self. A lot of people think it's
cockiness for a young kid to
come up with my attitude. But
I can't get too surprised just be-
ing here or I wouldn't be able
to do the job I'm capable of."
Even though Morris has en-
countered a touch of hard luck
in his first two non-decisions, he
prefers to bide his time and
wait for a few breaks.

softly. "YOU CAN'T get frustrated in
"It's one thing to get here (to this game," figured Morris.
the majors), but it's aonther "Even if you go 0-9 or 0-10 you
thing to stay here and win here. still gotta have a positive atti-
After all, that's my job and I tude. I know that things will
just hope that I can do it." start going my way if I keep
pitching the way I have."
MORRIS ISN'T just hoping to Morris' self-assured and con-
become a success on the major fident tone abruptly changed to
league level, he knows he will, one of admiration and respect
He is definitely not lacking in when his name was mentioned
the confidence department. in the same breath with the
"If you wanna win in this Tigers' two star righthanded
game, you gotta feel that you See MORRIS, Page 12

GaPubc Service of this newspaper& The AdvertsngCouni
n us.

ft's a spewing smoke-
stack. It's litter in the
streets. It's a river where
fish can't live.
You know what pollu-
tion is.
But not everyone does.
So the next time you see
pollution, don't close your
eyes to it.
Write a letter. Make a
call. Point it out to someone
who can do something
about it.
start pollution.
can stop it.
®. KeepAmerica Beautiful
' Pa rAe s isim ,New.Y , *N.Y:10016
A 1ASeOeOrrNs Newsp8per b

If Red Cross hadn't trained young
Lars Alecksen in lifesaving tech-
niqueslast summer AdamGauthier
just might have ended up one
more drowning statistic. (Adam's
alive and well today, thank you, and
in the first grade in Manitowoc,
XVisconsin.) We'renot asking
for medals (Lars is the one who
deserves those). But we do need
your continued support. Help us.
Because the things we / /
do really help. In your own
neighborhood. And across
America. And the world.

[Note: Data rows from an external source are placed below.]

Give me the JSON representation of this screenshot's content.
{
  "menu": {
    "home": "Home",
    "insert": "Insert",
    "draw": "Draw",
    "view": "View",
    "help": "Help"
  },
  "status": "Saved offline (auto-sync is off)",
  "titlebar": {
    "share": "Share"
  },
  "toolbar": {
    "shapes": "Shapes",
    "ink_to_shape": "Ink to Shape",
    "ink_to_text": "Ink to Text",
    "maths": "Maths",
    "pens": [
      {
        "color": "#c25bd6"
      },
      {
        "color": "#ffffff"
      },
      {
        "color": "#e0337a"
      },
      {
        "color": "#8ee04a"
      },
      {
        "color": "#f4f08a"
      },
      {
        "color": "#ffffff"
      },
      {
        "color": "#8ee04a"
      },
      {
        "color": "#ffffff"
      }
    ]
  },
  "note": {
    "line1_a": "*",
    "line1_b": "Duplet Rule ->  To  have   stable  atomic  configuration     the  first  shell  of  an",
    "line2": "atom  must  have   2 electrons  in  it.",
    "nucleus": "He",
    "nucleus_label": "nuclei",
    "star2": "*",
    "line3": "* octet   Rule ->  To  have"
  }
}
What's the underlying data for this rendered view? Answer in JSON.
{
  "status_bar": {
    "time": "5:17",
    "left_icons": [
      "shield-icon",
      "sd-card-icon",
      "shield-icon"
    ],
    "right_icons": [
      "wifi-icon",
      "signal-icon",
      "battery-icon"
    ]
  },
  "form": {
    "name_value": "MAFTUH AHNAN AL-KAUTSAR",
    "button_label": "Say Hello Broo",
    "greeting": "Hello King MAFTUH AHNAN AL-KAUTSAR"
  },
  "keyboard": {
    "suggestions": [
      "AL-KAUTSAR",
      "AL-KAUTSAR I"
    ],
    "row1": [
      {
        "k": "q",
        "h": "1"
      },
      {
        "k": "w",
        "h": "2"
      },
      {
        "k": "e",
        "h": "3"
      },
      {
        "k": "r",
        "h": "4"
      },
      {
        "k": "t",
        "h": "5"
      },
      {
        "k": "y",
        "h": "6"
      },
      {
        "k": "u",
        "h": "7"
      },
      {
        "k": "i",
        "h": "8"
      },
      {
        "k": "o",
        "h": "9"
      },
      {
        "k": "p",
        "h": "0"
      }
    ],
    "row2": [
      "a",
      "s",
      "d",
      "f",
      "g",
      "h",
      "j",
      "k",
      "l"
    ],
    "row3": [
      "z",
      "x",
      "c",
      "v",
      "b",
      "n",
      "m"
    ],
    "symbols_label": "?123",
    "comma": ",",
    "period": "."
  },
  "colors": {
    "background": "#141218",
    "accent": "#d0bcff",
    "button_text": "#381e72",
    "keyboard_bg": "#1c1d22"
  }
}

Red Ct'OSS.

The Good ?i o

Red ~ The Good Neighbor.

Back to Top

© 2022 Regents of the University of Michigan